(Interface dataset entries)
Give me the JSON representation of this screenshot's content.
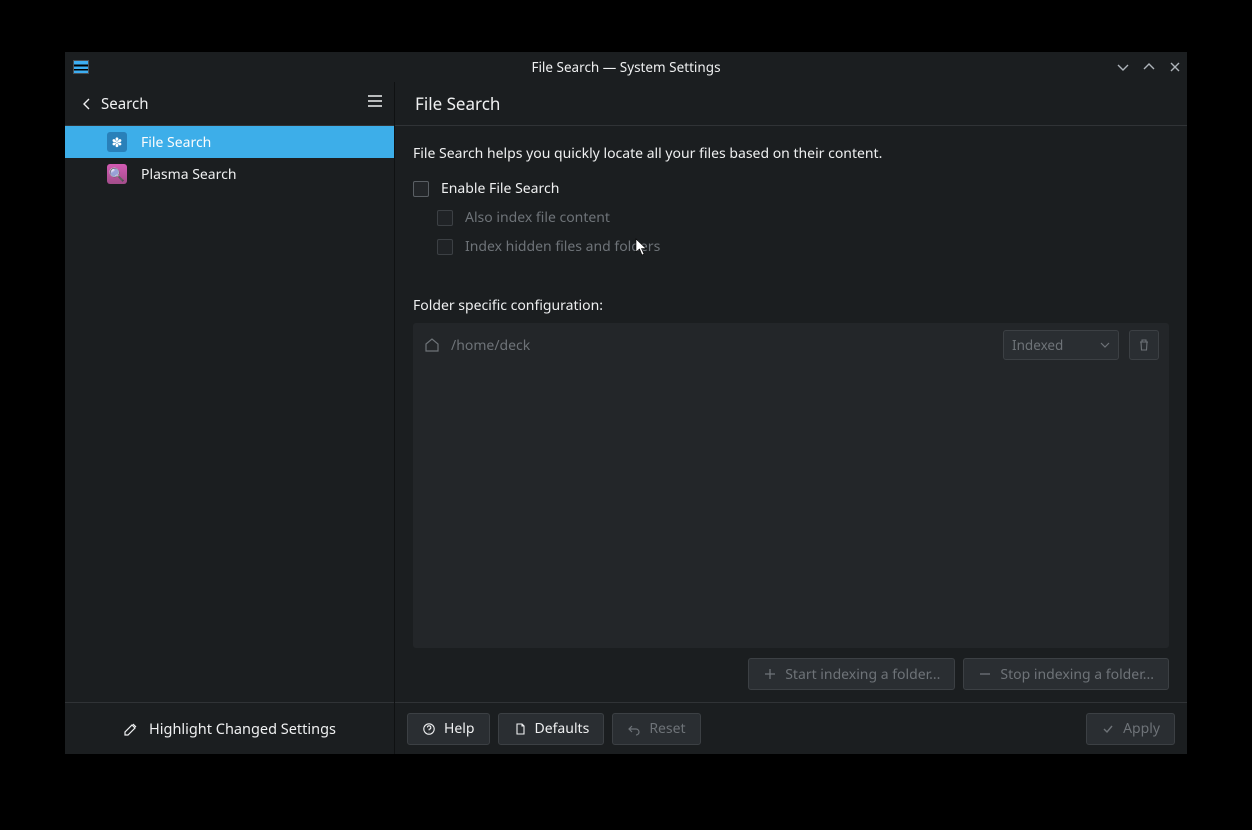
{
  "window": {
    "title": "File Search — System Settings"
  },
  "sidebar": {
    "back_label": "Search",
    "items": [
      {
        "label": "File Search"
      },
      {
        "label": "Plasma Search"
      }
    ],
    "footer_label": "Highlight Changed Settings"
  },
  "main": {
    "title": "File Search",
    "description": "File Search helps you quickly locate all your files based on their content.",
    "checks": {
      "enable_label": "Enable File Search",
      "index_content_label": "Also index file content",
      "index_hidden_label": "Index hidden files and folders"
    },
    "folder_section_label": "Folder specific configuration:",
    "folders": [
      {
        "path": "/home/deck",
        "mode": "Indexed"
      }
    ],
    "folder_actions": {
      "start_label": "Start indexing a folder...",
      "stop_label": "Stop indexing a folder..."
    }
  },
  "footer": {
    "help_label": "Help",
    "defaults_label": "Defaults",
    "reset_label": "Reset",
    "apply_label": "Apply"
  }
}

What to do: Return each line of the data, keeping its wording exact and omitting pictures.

Answer for this exercise:
Give me the JSON representation of this screenshot's content.
{
  "window": {
    "title": "File Search — System Settings"
  },
  "sidebar": {
    "back_label": "Search",
    "items": [
      {
        "label": "File Search"
      },
      {
        "label": "Plasma Search"
      }
    ],
    "footer_label": "Highlight Changed Settings"
  },
  "main": {
    "title": "File Search",
    "description": "File Search helps you quickly locate all your files based on their content.",
    "checks": {
      "enable_label": "Enable File Search",
      "index_content_label": "Also index file content",
      "index_hidden_label": "Index hidden files and folders"
    },
    "folder_section_label": "Folder specific configuration:",
    "folders": [
      {
        "path": "/home/deck",
        "mode": "Indexed"
      }
    ],
    "folder_actions": {
      "start_label": "Start indexing a folder...",
      "stop_label": "Stop indexing a folder..."
    }
  },
  "footer": {
    "help_label": "Help",
    "defaults_label": "Defaults",
    "reset_label": "Reset",
    "apply_label": "Apply"
  }
}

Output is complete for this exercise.